▸ **WHAT TO WORK ON**
Search through the entries for the word "user" and copy every line that has it.
+---+
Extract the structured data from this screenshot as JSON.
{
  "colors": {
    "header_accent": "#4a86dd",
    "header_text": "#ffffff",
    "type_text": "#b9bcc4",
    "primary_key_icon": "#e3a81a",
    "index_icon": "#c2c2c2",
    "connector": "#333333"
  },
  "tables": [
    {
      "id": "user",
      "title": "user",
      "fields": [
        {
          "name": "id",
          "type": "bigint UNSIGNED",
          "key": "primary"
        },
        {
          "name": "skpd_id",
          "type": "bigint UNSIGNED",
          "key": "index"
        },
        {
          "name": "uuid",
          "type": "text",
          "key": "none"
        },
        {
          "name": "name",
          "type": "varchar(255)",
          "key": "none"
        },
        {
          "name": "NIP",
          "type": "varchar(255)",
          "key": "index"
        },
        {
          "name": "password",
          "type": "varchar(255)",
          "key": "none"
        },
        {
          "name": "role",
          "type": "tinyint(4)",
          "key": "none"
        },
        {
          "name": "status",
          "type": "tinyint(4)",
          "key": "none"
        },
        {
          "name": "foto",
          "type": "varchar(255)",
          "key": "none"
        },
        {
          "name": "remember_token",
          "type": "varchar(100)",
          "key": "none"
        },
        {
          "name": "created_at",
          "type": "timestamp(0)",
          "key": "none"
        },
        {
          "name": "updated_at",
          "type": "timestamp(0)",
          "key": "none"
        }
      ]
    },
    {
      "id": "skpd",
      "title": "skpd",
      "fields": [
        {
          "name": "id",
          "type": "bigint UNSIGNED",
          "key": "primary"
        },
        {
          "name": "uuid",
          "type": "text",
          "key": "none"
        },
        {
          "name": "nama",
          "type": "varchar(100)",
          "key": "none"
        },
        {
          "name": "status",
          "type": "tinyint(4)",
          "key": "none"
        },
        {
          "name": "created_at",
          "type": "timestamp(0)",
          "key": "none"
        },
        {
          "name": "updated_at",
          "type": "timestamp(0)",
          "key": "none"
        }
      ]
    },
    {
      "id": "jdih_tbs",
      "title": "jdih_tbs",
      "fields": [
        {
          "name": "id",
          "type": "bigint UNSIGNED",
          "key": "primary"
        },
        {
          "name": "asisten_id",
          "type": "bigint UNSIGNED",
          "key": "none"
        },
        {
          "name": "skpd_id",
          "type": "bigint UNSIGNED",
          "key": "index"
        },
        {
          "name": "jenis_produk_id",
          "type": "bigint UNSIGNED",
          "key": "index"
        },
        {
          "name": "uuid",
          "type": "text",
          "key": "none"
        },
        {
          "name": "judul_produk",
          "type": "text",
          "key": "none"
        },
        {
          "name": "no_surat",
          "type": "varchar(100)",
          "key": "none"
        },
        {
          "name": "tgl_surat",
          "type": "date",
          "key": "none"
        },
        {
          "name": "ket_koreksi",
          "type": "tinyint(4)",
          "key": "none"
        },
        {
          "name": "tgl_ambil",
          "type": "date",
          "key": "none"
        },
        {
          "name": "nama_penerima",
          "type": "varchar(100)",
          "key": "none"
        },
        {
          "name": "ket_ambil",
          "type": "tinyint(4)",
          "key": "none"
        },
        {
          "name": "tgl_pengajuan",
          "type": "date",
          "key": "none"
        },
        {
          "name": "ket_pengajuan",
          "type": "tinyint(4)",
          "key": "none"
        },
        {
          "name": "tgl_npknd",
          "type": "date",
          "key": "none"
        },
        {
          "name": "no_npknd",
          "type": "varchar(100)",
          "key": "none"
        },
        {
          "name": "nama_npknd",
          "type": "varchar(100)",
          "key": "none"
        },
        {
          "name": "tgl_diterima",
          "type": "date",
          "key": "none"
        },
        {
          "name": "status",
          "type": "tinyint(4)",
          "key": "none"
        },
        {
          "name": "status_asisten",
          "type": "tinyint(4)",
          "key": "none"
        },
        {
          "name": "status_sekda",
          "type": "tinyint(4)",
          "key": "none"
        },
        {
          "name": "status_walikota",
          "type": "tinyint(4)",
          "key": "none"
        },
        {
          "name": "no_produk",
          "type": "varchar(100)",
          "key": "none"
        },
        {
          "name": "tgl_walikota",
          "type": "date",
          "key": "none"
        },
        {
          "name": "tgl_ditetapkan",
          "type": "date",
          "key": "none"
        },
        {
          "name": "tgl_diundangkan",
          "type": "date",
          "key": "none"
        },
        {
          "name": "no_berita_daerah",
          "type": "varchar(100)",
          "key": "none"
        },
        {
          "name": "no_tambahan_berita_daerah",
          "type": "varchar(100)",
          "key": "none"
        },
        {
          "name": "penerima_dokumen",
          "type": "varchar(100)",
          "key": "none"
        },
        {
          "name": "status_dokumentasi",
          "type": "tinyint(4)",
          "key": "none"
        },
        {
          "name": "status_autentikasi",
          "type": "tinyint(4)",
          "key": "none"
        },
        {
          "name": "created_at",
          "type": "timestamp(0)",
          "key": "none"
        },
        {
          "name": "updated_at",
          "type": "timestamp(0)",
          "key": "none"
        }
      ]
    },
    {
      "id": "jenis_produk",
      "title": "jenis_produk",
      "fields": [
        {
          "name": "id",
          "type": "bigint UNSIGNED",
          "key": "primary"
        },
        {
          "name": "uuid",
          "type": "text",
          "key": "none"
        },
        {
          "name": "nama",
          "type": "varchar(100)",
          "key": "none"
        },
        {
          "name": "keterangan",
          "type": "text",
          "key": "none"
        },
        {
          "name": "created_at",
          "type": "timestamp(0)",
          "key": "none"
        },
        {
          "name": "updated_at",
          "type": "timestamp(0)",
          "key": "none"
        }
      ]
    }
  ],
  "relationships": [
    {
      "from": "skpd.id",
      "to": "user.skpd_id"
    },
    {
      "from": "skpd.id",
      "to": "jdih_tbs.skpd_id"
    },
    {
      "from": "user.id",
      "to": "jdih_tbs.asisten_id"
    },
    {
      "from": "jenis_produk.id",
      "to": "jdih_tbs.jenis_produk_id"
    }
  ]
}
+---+
▸ **YOUR RESPONSE**
      "id": "user",
      "title": "user",
      "to": "user.skpd_id"
      "from": "user.id",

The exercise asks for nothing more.